The article explains why the progam is a major improvement over previous policies, and how it can be further improved and made a model for refugee policy generally.


Today the Washington Post published my op ed on the Uniting for Ukraine private refugee sponsorship program, in which I am a participating sponsor myself:

Nine days after my wife and I submitted the sponsorship forms, the U.S. government authorized admission to three Ukrainian refugees — Ruslan Hasanov, his wife, Maya, and their 2-year-old daughter, Melissa. Less than five weeks after that they were here. This is little short of a miracle to those of us who have long lamented the sclerotic state of the U.S. refugee system.

The next step is for Congress and the Biden administration to work together to turn that miracle, with some critical improvements, into the norm. And not just for Ukrainians.

The brutal Russian invasion has forced more than 7 million people to flee Ukraine, creating the largest European refugee crisis since World War II. In response, the Biden administration established Uniting for Ukraine, a private refugee-sponsorship program that enables Ukrainian migrants to enter the United States far more easily than is possible under the conventional refugee admission system….

The speed and ease of entry accomplished under Uniting for Ukraine are an impressive achievement, especially by the glacial standards of U.S. immigration bureaucracy, where visa and refugee applications routinely languish for many months or even years….

Since April, at least 94,000 Ukrainians have entered the United States under the program. By contrast, the conventional refugee admission system, which relies on the government-approved agencies to resettle and support refugees, only admitted 25,400 people from around the world during all of fiscal 2022….

The [Hasanov] family's experience exemplifies that of many other refugees. They fled the town of Irpin, near Kyiv, shortly before it was taken by Russian troops. They narrowly escaped a horrific occupation that included the torture and murder of hundreds of civilians.

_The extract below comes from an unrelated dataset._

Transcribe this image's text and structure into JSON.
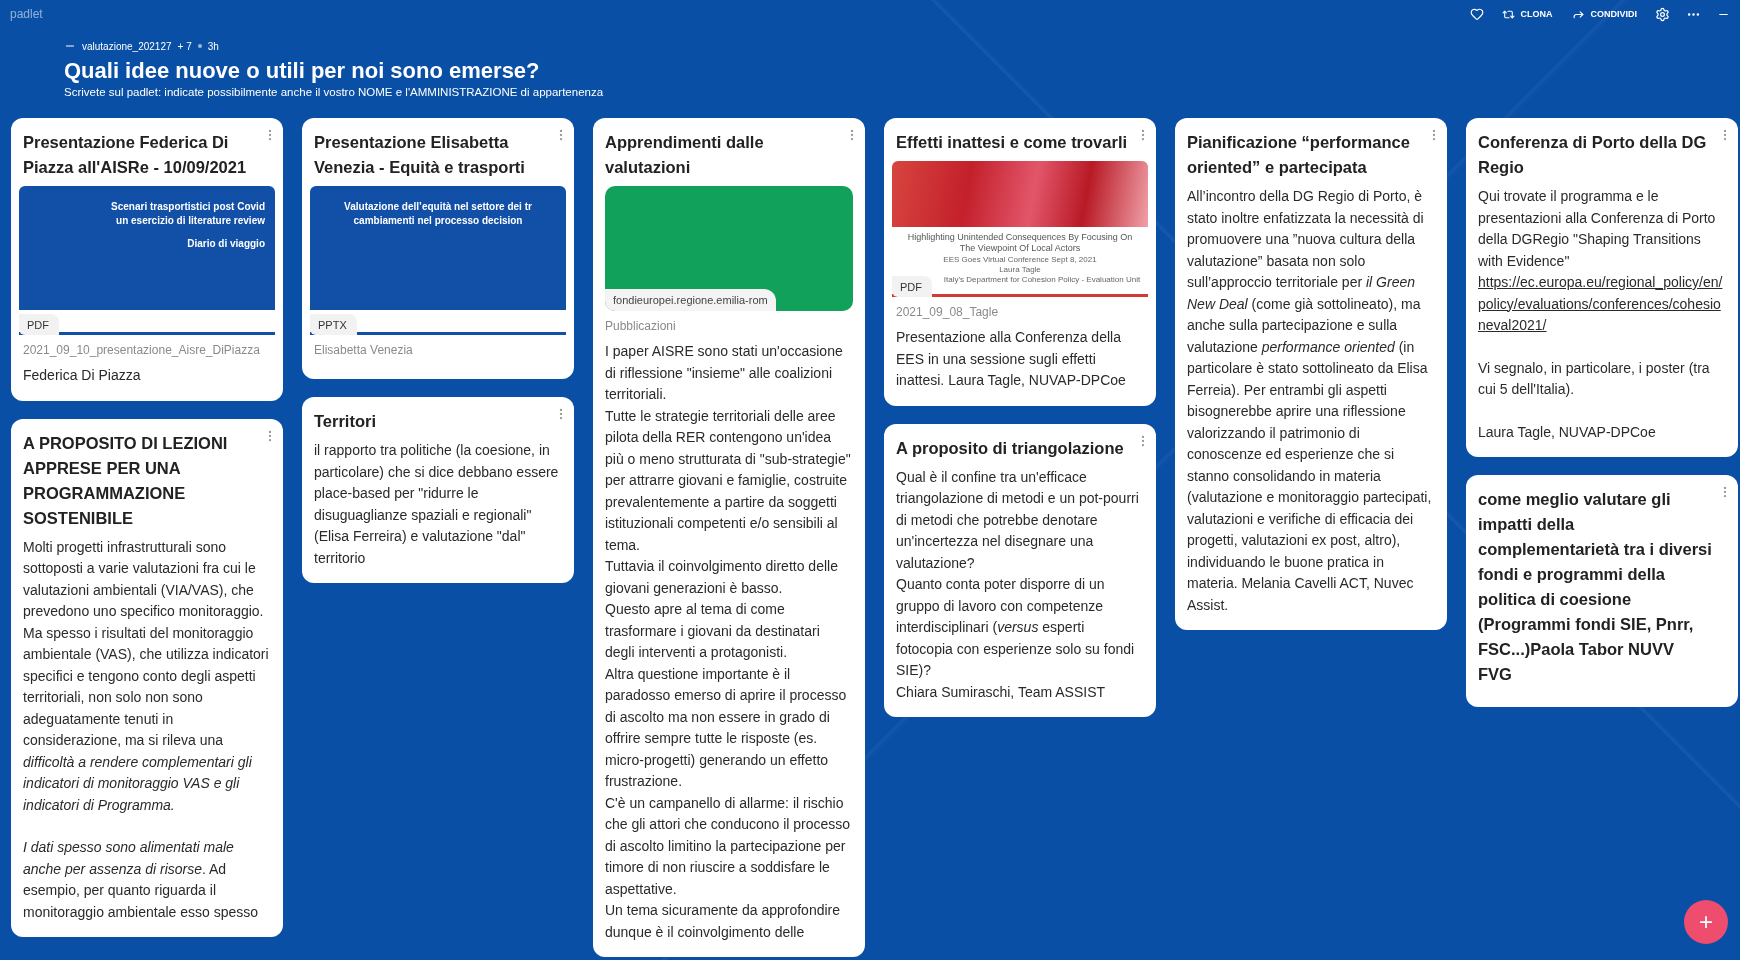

Even so, they endured bombing and shelling by Russian forces…

Having heard about United for Ukraine from friends, they decided to come to the United States, where there is more openness to migrants than in many European countries, and, as Maya put it, there are people from many backgrounds and all are "equal … regardless of nationality, skin color or religion." Her words would have warmed the heart of George Washington, who envisioned America as "an Asylum for the poor and oppressed of all nations and religions…."

Despite its virtues, Uniting for Ukraine still has two major shortcomings.

First, the residency and work permits last only two years. Experience shows that many refugees need permanent homes, not just temporary ones….

Second, the program is largely the product of executive discretion. If the political winds shift and President Biden (or a successor) decides to terminate it, participants could be subject to deportation. Congress should pass legislation to permanently fix these flaws….

Ultimately, the United States should establish a general system of private refugee sponsorship, modeled in part on Canada's successful program, that applies regardless of nationality. Doing so would not only help people escaping war and oppression, but also bolster our economy — migrants contribute disproportionately to economic growth and innovation — and enhance the U.S. image in the international "war of ideas" against dictators such as Russia's Vladimir Putin.

In the article, I also propose some smaller improvements in the program, and briefly explain how would-be sponsors can get started by setting up a profile at  Welcome Connect, a website that matches potential U.S. sponsors with Ukrainian refugees.